* [SUPPLIED INFORMATION]
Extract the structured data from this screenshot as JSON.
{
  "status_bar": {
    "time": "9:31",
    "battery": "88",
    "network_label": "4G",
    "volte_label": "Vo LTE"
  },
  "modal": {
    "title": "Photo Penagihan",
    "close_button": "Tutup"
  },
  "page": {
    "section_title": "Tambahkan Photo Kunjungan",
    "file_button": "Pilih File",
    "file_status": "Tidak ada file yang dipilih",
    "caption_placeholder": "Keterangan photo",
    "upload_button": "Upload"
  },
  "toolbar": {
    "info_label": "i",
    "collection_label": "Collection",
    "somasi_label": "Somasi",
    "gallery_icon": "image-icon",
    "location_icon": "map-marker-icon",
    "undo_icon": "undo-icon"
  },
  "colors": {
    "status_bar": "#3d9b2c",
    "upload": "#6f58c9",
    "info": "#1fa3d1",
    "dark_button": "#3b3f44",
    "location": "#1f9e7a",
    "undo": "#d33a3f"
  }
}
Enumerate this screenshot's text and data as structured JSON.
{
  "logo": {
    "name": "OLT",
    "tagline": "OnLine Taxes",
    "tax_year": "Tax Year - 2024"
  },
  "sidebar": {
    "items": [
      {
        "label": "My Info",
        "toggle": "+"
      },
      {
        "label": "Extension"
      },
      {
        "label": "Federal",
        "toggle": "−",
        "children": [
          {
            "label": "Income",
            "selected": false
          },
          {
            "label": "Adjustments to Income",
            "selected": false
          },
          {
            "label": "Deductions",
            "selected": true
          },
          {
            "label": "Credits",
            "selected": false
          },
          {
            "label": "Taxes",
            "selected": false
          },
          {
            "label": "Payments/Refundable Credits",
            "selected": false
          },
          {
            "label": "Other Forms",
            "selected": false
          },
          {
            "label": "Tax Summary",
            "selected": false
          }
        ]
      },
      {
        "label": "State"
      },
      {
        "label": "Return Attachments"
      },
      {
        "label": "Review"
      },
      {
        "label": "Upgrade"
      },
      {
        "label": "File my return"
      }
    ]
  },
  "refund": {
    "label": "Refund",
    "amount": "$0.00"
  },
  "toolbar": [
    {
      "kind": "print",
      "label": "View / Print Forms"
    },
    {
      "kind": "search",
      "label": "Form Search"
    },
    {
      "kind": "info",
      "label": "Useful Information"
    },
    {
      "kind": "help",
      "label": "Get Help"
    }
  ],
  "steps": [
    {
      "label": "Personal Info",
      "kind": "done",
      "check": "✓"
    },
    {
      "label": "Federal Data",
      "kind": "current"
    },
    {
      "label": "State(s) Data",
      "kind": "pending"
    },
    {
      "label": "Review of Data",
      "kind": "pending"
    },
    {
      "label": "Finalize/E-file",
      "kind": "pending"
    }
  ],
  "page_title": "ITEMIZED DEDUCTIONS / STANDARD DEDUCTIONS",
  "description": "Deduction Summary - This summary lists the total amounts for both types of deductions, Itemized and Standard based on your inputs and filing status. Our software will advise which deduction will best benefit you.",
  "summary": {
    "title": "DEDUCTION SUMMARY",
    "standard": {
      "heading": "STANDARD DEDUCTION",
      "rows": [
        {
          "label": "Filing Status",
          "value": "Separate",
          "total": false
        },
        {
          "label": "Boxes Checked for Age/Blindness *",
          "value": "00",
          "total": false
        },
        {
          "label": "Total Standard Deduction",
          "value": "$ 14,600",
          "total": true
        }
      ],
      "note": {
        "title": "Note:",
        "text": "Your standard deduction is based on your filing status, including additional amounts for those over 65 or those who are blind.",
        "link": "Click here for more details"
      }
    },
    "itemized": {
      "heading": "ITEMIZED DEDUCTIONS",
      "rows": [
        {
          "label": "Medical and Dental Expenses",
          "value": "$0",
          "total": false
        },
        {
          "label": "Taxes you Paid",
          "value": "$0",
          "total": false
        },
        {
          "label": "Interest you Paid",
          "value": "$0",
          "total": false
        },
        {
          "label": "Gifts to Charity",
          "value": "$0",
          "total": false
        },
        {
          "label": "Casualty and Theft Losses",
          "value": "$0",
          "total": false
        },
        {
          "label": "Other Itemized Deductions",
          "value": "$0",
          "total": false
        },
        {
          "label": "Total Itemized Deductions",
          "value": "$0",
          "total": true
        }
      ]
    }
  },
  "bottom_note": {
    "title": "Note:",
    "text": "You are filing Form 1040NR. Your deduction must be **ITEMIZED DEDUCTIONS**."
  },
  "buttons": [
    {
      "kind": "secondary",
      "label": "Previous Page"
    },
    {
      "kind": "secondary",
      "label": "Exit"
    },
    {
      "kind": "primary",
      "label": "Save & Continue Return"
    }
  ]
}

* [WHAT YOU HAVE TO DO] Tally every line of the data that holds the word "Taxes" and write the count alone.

* [OUTPUT FOR THIS TASK] 3